» INSTRUCTIONS FOR THE TASK
Each record is to be duplicated exactly, with nothing added.

» TASK DATA
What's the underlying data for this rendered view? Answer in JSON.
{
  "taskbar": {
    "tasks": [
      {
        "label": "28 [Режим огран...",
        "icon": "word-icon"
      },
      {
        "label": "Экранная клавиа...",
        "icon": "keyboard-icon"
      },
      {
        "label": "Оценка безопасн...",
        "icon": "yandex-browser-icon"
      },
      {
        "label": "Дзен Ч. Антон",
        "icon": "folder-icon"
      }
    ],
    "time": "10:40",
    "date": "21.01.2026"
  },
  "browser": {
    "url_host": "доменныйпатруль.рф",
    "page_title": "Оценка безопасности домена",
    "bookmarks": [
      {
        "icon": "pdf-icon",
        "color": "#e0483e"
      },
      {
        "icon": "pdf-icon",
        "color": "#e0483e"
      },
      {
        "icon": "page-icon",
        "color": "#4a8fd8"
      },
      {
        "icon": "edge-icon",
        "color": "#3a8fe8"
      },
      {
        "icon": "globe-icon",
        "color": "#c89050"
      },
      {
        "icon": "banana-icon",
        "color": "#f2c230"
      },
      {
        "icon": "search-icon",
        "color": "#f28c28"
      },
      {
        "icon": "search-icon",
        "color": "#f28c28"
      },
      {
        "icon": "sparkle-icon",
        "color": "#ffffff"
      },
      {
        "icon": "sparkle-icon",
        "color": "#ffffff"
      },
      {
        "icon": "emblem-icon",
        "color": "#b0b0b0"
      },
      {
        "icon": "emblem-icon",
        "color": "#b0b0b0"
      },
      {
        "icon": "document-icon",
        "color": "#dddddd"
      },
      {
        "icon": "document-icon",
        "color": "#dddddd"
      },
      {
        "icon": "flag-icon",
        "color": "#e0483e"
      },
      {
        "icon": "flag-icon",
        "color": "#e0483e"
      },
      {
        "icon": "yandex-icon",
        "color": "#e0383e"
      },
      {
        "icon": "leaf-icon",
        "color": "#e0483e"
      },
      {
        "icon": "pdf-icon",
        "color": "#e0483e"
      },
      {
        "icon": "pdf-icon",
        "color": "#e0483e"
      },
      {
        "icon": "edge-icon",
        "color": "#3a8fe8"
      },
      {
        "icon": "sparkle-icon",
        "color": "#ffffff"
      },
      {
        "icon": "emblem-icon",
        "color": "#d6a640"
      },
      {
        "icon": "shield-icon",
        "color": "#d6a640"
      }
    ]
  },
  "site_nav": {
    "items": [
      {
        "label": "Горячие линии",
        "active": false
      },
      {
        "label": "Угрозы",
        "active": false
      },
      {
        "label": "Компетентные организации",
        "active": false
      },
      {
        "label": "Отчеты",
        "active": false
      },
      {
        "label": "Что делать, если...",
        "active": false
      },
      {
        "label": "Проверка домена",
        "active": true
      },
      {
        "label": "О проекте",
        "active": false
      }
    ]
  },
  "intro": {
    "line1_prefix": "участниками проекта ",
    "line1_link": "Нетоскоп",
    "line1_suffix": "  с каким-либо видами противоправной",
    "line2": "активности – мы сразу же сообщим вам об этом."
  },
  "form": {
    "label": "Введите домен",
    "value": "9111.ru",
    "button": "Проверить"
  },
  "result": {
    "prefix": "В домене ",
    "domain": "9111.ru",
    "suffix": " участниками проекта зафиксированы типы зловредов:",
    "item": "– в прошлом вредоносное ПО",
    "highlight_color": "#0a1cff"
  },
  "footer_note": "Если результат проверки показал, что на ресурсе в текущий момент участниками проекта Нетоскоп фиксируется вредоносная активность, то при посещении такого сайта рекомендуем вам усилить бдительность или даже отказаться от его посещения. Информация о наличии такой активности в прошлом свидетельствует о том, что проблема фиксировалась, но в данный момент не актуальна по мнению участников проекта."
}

» WRITTEN RESPONSE
What's the underlying data for this rendered view? Answer in JSON.
{
  "taskbar": {
    "tasks": [
      {
        "label": "28 [Режим огран...",
        "icon": "word-icon"
      },
      {
        "label": "Экранная клавиа...",
        "icon": "keyboard-icon"
      },
      {
        "label": "Оценка безопасн...",
        "icon": "yandex-browser-icon"
      },
      {
        "label": "Дзен Ч. Антон",
        "icon": "folder-icon"
      }
    ],
    "time": "10:40",
    "date": "21.01.2026"
  },
  "browser": {
    "url_host": "доменныйпатруль.рф",
    "page_title": "Оценка безопасности домена",
    "bookmarks": [
      {
        "icon": "pdf-icon",
        "color": "#e0483e"
      },
      {
        "icon": "pdf-icon",
        "color": "#e0483e"
      },
      {
        "icon": "page-icon",
        "color": "#4a8fd8"
      },
      {
        "icon": "edge-icon",
        "color": "#3a8fe8"
      },
      {
        "icon": "globe-icon",
        "color": "#c89050"
      },
      {
        "icon": "banana-icon",
        "color": "#f2c230"
      },
      {
        "icon": "search-icon",
        "color": "#f28c28"
      },
      {
        "icon": "search-icon",
        "color": "#f28c28"
      },
      {
        "icon": "sparkle-icon",
        "color": "#ffffff"
      },
      {
        "icon": "sparkle-icon",
        "color": "#ffffff"
      },
      {
        "icon": "emblem-icon",
        "color": "#b0b0b0"
      },
      {
        "icon": "emblem-icon",
        "color": "#b0b0b0"
      },
      {
        "icon": "document-icon",
        "color": "#dddddd"
      },
      {
        "icon": "document-icon",
        "color": "#dddddd"
      },
      {
        "icon": "flag-icon",
        "color": "#e0483e"
      },
      {
        "icon": "flag-icon",
        "color": "#e0483e"
      },
      {
        "icon": "yandex-icon",
        "color": "#e0383e"
      },
      {
        "icon": "leaf-icon",
        "color": "#e0483e"
      },
      {
        "icon": "pdf-icon",
        "color": "#e0483e"
      },
      {
        "icon": "pdf-icon",
        "color": "#e0483e"
      },
      {
        "icon": "edge-icon",
        "color": "#3a8fe8"
      },
      {
        "icon": "sparkle-icon",
        "color": "#ffffff"
      },
      {
        "icon": "emblem-icon",
        "color": "#d6a640"
      },
      {
        "icon": "shield-icon",
        "color": "#d6a640"
      }
    ]
  },
  "site_nav": {
    "items": [
      {
        "label": "Горячие линии",
        "active": false
      },
      {
        "label": "Угрозы",
        "active": false
      },
      {
        "label": "Компетентные организации",
        "active": false
      },
      {
        "label": "Отчеты",
        "active": false
      },
      {
        "label": "Что делать, если...",
        "active": false
      },
      {
        "label": "Проверка домена",
        "active": true
      },
      {
        "label": "О проекте",
        "active": false
      }
    ]
  },
  "intro": {
    "line1_prefix": "участниками проекта ",
    "line1_link": "Нетоскоп",
    "line1_suffix": "  с каким-либо видами противоправной",
    "line2": "активности – мы сразу же сообщим вам об этом."
  },
  "form": {
    "label": "Введите домен",
    "value": "9111.ru",
    "button": "Проверить"
  },
  "result": {
    "prefix": "В домене ",
    "domain": "9111.ru",
    "suffix": " участниками проекта зафиксированы типы зловредов:",
    "item": "– в прошлом вредоносное ПО",
    "highlight_color": "#0a1cff"
  },
  "footer_note": "Если результат проверки показал, что на ресурсе в текущий момент участниками проекта Нетоскоп фиксируется вредоносная активность, то при посещении такого сайта рекомендуем вам усилить бдительность или даже отказаться от его посещения. Информация о наличии такой активности в прошлом свидетельствует о том, что проблема фиксировалась, но в данный момент не актуальна по мнению участников проекта."
}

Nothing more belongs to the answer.